Your job is to return every line in the data holding the string "true".

# # # #

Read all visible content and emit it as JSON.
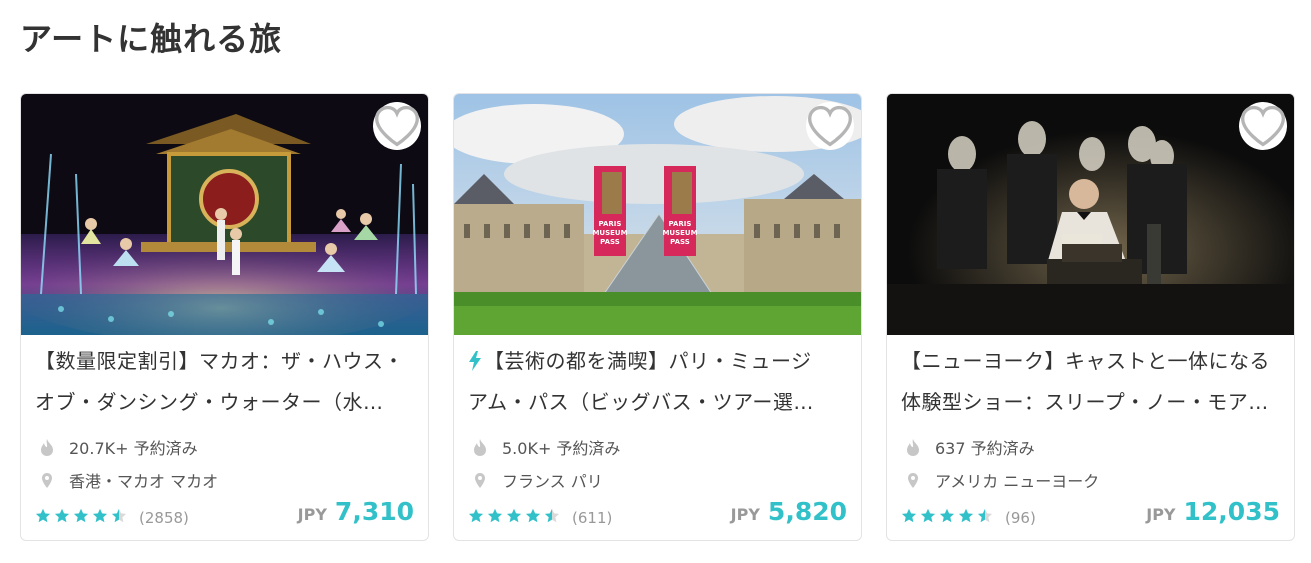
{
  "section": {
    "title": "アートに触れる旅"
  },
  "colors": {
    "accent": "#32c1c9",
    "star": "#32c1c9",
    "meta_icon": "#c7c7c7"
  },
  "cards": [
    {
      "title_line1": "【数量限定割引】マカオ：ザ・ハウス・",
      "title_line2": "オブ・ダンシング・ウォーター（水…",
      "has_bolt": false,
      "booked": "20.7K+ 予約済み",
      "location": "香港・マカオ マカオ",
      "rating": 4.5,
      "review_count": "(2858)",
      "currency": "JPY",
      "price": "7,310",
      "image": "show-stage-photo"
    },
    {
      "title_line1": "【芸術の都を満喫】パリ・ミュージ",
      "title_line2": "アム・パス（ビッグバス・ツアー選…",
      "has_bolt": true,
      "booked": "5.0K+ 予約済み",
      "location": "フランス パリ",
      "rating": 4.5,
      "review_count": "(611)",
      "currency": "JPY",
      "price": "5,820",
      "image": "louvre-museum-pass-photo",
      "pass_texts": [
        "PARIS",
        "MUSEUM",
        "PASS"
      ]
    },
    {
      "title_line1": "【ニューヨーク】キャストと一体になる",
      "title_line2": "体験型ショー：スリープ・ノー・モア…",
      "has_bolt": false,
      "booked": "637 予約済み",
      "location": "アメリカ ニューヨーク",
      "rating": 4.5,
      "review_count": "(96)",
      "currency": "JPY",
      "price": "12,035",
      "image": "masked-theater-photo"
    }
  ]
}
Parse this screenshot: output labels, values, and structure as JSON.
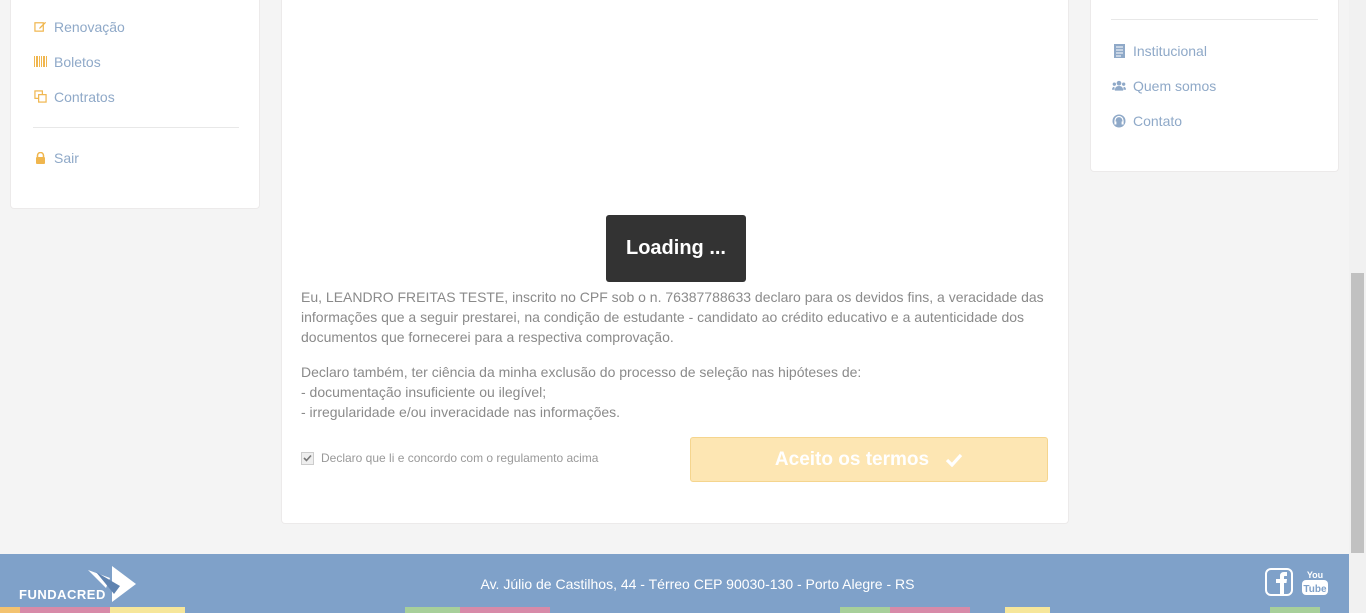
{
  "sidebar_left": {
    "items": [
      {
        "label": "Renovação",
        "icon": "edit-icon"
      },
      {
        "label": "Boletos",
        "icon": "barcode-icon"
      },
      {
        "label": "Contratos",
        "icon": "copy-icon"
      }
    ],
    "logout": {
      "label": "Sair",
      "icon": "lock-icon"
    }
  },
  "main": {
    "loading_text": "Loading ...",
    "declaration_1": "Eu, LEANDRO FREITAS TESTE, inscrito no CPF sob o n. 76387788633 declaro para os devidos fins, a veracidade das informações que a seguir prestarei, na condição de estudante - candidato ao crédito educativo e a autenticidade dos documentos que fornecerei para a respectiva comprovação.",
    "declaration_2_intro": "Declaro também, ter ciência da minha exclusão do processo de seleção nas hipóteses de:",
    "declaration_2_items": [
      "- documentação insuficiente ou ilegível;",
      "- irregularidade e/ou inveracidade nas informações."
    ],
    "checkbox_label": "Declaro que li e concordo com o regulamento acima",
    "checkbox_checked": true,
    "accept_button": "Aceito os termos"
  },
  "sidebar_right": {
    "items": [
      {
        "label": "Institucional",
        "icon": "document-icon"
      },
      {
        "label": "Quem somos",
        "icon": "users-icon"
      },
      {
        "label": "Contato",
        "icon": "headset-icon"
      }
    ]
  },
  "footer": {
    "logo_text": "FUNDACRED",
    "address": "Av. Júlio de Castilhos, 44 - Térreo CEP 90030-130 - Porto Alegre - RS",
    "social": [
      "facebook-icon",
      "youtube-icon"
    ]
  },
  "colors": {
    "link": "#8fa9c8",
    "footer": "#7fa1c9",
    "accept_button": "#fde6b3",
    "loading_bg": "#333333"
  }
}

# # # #

:: EXPECTED OUTPUT ::
      "has_bolt": true,
    "checkbox_checked": true,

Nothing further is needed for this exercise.